Task prompt ->
In the data below, how many lines include the string "true"? Give only the number.

Data section ->
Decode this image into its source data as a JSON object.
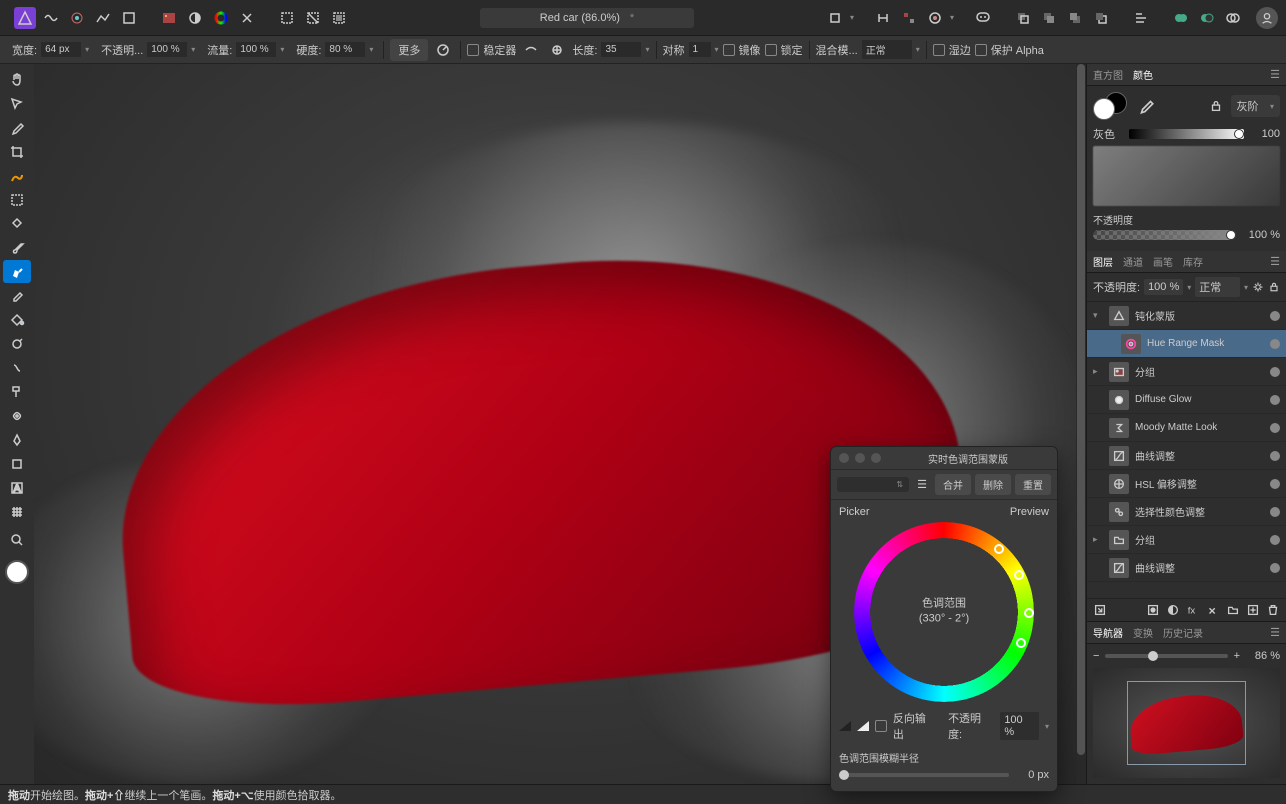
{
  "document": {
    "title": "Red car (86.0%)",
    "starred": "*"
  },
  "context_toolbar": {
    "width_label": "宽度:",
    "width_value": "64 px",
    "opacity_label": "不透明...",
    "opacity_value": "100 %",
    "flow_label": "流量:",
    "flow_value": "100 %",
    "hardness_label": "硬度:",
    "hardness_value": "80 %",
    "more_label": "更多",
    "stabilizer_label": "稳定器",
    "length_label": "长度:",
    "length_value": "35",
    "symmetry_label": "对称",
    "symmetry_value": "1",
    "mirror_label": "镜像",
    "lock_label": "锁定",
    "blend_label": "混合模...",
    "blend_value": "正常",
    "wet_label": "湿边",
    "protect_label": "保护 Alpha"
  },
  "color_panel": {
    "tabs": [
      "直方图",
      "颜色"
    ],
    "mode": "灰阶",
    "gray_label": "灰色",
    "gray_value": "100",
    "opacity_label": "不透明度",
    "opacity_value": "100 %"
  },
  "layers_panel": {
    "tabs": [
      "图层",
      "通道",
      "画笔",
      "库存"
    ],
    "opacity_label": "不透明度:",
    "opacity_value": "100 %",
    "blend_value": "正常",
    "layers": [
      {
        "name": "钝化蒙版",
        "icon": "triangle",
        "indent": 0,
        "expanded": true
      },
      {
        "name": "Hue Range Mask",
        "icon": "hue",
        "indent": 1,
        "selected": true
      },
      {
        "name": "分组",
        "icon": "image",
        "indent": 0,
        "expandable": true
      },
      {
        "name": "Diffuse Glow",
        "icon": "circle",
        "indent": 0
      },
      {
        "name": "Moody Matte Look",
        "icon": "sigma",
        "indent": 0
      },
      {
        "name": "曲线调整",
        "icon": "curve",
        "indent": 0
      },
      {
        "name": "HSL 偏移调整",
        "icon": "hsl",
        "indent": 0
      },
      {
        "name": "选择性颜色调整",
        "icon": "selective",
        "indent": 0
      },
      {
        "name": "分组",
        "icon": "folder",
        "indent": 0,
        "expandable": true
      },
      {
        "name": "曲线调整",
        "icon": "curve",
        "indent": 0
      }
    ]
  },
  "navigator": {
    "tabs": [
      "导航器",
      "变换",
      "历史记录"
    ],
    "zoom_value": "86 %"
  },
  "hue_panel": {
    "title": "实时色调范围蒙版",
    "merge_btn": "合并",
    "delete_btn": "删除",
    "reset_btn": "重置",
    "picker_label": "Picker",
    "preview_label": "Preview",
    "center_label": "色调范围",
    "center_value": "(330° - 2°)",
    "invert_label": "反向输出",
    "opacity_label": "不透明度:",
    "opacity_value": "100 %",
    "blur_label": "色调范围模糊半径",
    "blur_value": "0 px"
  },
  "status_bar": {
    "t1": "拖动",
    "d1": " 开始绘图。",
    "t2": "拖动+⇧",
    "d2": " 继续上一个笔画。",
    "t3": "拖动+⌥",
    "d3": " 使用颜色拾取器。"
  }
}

Response area ->
4